- [What the task requires]
Please repeat the entries exactly as they appear and omit any images.

Dataset rows describing interfaces
--- START ---

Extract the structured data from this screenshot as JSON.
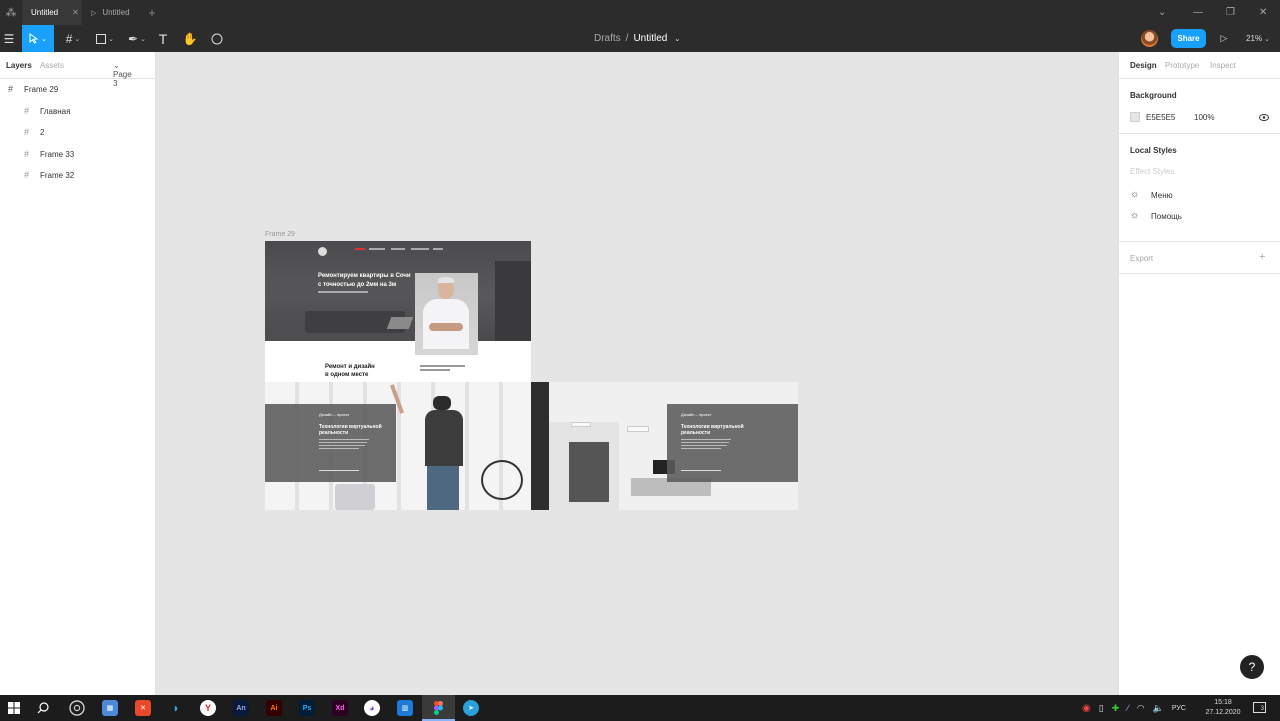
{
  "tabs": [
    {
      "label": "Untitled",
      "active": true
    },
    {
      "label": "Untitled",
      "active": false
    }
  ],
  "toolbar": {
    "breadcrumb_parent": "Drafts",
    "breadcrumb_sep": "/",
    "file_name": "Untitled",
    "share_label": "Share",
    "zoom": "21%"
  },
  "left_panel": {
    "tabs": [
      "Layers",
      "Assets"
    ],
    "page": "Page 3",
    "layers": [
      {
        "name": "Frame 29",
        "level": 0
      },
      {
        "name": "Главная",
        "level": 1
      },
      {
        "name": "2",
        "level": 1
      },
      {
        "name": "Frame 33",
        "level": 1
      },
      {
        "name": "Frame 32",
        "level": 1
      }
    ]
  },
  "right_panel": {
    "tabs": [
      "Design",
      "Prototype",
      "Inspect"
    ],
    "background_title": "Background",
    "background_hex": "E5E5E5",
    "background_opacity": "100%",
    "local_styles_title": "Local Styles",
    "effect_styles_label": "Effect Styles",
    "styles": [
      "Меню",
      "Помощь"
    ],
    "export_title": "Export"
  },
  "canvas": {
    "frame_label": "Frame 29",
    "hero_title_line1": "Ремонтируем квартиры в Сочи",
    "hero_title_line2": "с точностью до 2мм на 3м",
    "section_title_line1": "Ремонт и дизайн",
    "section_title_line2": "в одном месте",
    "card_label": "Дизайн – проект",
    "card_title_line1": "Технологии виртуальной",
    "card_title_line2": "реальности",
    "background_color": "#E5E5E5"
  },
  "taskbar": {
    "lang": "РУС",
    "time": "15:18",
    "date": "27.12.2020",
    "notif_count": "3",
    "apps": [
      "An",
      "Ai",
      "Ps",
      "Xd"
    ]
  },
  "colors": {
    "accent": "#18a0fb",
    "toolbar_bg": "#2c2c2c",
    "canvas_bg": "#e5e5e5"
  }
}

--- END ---

- [Answer to the exercise]
Extract the structured data from this screenshot as JSON.
{
  "tabs": [
    {
      "label": "Untitled",
      "active": true
    },
    {
      "label": "Untitled",
      "active": false
    }
  ],
  "toolbar": {
    "breadcrumb_parent": "Drafts",
    "breadcrumb_sep": "/",
    "file_name": "Untitled",
    "share_label": "Share",
    "zoom": "21%"
  },
  "left_panel": {
    "tabs": [
      "Layers",
      "Assets"
    ],
    "page": "Page 3",
    "layers": [
      {
        "name": "Frame 29",
        "level": 0
      },
      {
        "name": "Главная",
        "level": 1
      },
      {
        "name": "2",
        "level": 1
      },
      {
        "name": "Frame 33",
        "level": 1
      },
      {
        "name": "Frame 32",
        "level": 1
      }
    ]
  },
  "right_panel": {
    "tabs": [
      "Design",
      "Prototype",
      "Inspect"
    ],
    "background_title": "Background",
    "background_hex": "E5E5E5",
    "background_opacity": "100%",
    "local_styles_title": "Local Styles",
    "effect_styles_label": "Effect Styles",
    "styles": [
      "Меню",
      "Помощь"
    ],
    "export_title": "Export"
  },
  "canvas": {
    "frame_label": "Frame 29",
    "hero_title_line1": "Ремонтируем квартиры в Сочи",
    "hero_title_line2": "с точностью до 2мм на 3м",
    "section_title_line1": "Ремонт и дизайн",
    "section_title_line2": "в одном месте",
    "card_label": "Дизайн – проект",
    "card_title_line1": "Технологии виртуальной",
    "card_title_line2": "реальности",
    "background_color": "#E5E5E5"
  },
  "taskbar": {
    "lang": "РУС",
    "time": "15:18",
    "date": "27.12.2020",
    "notif_count": "3",
    "apps": [
      "An",
      "Ai",
      "Ps",
      "Xd"
    ]
  },
  "colors": {
    "accent": "#18a0fb",
    "toolbar_bg": "#2c2c2c",
    "canvas_bg": "#e5e5e5"
  }
}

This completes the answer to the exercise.